Section 11(3)(v) of the Capital Markets Act, Cap 485A Laws of Kenya authorizes the Capital Markets Authority (the Authority) to discharge its functions by prescribing notices or guidelines on corporate governance of companies whose securities have been issued to the public or a section of the public. In furtherance of this mandate, the Authority has recently published in the Kenya Gazette (on 4th March, 2016) the Code of Corporate Governance Practices for Issuers of Securities to the Public, 2015. It has also published the Guidelines on the Prevention of Money Laundering and Terrorism Financing in the Capital Markets, 2015.

This review focuses on the Code of Corporate Governance Practices for Issuers of Securities to the Public, 2015 (the Code) which succeeds the Guidelines on Corporate Governance Practices by Public Listed Companies in Kenya, 2002 and highlights the principles and specific recommendations on structures and processes which companies should adopt in making good corporate governance an essential part of their business dealings and corporate culture.

The Code is intended to establish the minimum threshold of standards expected of the various stakeholders such as directors, shareholders, chief executive officers and top tier management of listed or unlisted companies, as long as such companies issue securities to members of the public, or a section of the public. This, in turn, will ensure that the above-mentioned stakeholders exercise their responsibilities with clarity, assurance and effectiveness.

The Code comprises seven chapters titled: Introduction, Board Operations and Control, Rights of Shareholders, Stakeholder Relations, Ethics and Social Responsibility, Accountability, Risk Management and Internal Controls, and lastly, Transparency and Disclosures.

With respect to Board Operations and Control, it is noteworthy that there is a restriction on multiple directorships, especially in listed companies. With the exception of a corporate director, a director of a listed company is precluded from holding such a position in more than three public listed companies, at any one time. This is a shift from the previous position where a director was precluded from holding such a position in more than five (5) listed companies at any one time. The purpose of this is to ensure effective participation by the directors constituting the board of such companies. With respect to alternate directors, the Code provides that the appointment of an alternate director by a corporate director, shall be restricted to two public listed companies at any one time. This has been reduced by one. Similarly, a chairperson of a public listed company is precluded from holding such a position in more than two public listed companies at any one time. Again, the significance of this, is to enable the individual occupants of the aforementioned offices devote sufficient time to the various boards they sit on. It is noteworthy that any executive director of a listed company shall now be restricted to one other directorship of another listed company. This requirement ought to be read in tandem with the provisions of the Companies Act, 2015 on directorships.

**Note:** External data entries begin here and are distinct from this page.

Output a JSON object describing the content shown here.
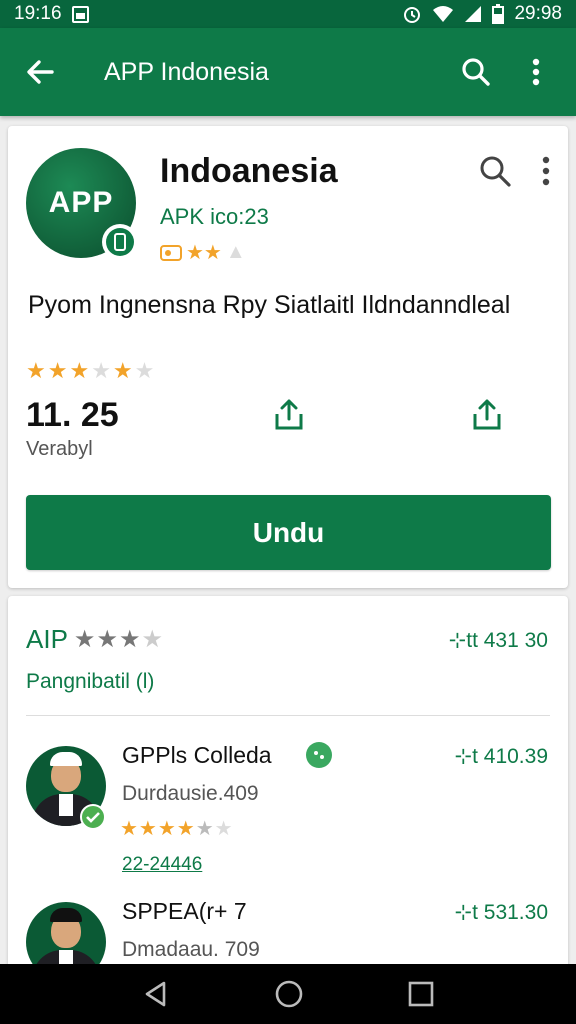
{
  "status_bar": {
    "time": "19:16",
    "clock_right": "29:98"
  },
  "app_bar": {
    "title": "APP Indonesia"
  },
  "app": {
    "logo_text": "APP",
    "name": "Indoanesia",
    "version": "APK ico:23",
    "description": "Pyom Ingnensna Rpy Siatlaitl Ildndanndleal",
    "size": "11. 25",
    "size_label": "Verabyl",
    "install_label": "Undu"
  },
  "reviews_header": {
    "title": "AIP",
    "price": "⊹tt 431 30",
    "subtitle": "Pangnibatil (l)"
  },
  "reviews": [
    {
      "name": "GPPls Colleda",
      "meta": "Durdausie.409",
      "price": "⊹t 410.39",
      "date": "22-24446"
    },
    {
      "name": "SPPEA(r+ 7",
      "meta": "Dmadaau. 709",
      "price": "⊹t 531.30"
    }
  ],
  "colors": {
    "primary": "#0e7a48",
    "status_bar": "#08663d",
    "star": "#f2a32a"
  }
}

Another important highlight is the fact that the Code distinguishes the functions of the Chairperson and the Chief Executive Officer of a Company. The implication of this is that the functions of the Chairperson and those of the Chief Executive Officer, cannot be exercised by the same individual; this is a mandatory requirement.

Additionally, the boards of companies issuing any securities to members of the public will now be required to conduct a performance appraisal of all its board members, including the Chief Executive Officer and the Company Secretary. This is shift from the previous position where the board was only tasked with reporting requirements on the activities of the board in a given financial year.

Whereas listed companies were previously required to have periodic legal and compliance audits, the Code now requires such companies to have annual governance audits in addition to the legal and compliance audits. The purpose of this is to ascertain that the company is operating on sound governance practices.

With respect to the rights of the Shareholders, the Code mandates the boards of companies to recognize, respect, and protect the rights of the shareholders. The code does this by providing an enabling environment for the exercise of the entitlements or rights of the shareholders.

Further , the salaries of the management team is to be pegged on the company’s performance.

One significant highlight in the provisions touching on Stakeholder Relations, Ethics and Social Responsibility is the fact that the boards of listed or unlisted companies issuing securities to members of the public, are expected to constitute and put into effect a whistle blowing policy for such companies.

Lastly, it is noteworthy that the reporting requirements of listed companies have been enhanced to include an element of independent reporting. This is captured from the chapters of the Code touching on Accountability, Risk Management and Transparency and Disclosure Requirements, which generally require the boards of such companies to rotate independent auditors every six to nine years. No listed company will be in a position to retain the services of an audit firm indefinitely. The significance of this is that it ensures the integrity of any data or audit reports issued. This is also in line with the International Financial Reporting Standards.

In phase two of our analysis we will review the Guidelines on the Prevention of Money Laundering and Terrorism Financing in the Capital Markets, 2015 and their impact on the operations of listed companies. In the meantime, if you have any questions relating to the Code please do not hesitate to contact our lawyers (see contacts below).